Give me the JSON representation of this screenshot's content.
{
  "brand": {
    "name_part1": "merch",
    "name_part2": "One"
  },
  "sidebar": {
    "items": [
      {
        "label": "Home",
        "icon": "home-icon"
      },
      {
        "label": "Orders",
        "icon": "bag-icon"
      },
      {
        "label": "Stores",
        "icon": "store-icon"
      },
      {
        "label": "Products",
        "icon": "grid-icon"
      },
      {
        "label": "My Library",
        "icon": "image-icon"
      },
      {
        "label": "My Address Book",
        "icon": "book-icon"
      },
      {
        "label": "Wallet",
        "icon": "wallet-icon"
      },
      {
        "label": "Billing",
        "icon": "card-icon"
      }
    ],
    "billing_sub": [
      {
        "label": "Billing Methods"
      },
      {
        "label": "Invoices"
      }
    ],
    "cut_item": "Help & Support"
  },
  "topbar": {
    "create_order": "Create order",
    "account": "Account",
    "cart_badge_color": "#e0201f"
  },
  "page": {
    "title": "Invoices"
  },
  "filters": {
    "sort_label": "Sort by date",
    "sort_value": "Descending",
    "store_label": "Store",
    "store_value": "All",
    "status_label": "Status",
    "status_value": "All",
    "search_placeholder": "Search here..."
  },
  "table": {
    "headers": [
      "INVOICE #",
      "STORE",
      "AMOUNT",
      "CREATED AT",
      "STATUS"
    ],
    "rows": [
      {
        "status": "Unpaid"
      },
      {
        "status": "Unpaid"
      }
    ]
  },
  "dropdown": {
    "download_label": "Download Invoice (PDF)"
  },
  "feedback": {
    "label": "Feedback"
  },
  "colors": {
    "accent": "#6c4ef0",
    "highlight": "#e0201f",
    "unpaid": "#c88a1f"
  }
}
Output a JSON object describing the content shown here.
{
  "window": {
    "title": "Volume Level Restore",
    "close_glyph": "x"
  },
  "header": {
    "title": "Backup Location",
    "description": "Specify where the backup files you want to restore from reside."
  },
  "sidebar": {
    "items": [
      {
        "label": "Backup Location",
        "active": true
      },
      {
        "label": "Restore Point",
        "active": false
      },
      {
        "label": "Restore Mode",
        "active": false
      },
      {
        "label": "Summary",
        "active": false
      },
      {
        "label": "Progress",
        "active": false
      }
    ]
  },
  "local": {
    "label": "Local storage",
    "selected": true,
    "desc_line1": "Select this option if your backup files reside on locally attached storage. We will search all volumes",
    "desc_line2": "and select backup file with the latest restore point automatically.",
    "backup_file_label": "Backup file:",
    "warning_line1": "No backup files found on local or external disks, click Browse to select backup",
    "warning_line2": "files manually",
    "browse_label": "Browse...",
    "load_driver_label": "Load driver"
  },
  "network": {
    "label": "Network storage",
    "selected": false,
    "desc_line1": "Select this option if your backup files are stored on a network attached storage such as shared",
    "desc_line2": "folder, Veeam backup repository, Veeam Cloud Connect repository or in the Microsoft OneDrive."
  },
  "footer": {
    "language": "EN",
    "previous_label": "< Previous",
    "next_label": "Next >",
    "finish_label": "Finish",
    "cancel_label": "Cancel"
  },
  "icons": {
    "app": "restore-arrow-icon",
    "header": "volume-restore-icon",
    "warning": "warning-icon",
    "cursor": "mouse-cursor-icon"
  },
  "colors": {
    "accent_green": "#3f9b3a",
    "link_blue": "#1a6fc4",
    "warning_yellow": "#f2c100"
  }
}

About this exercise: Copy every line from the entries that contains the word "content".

Exercise answer:
Give me the JSON representation of this screenshot's content.
Output a JSON object describing the content shown here.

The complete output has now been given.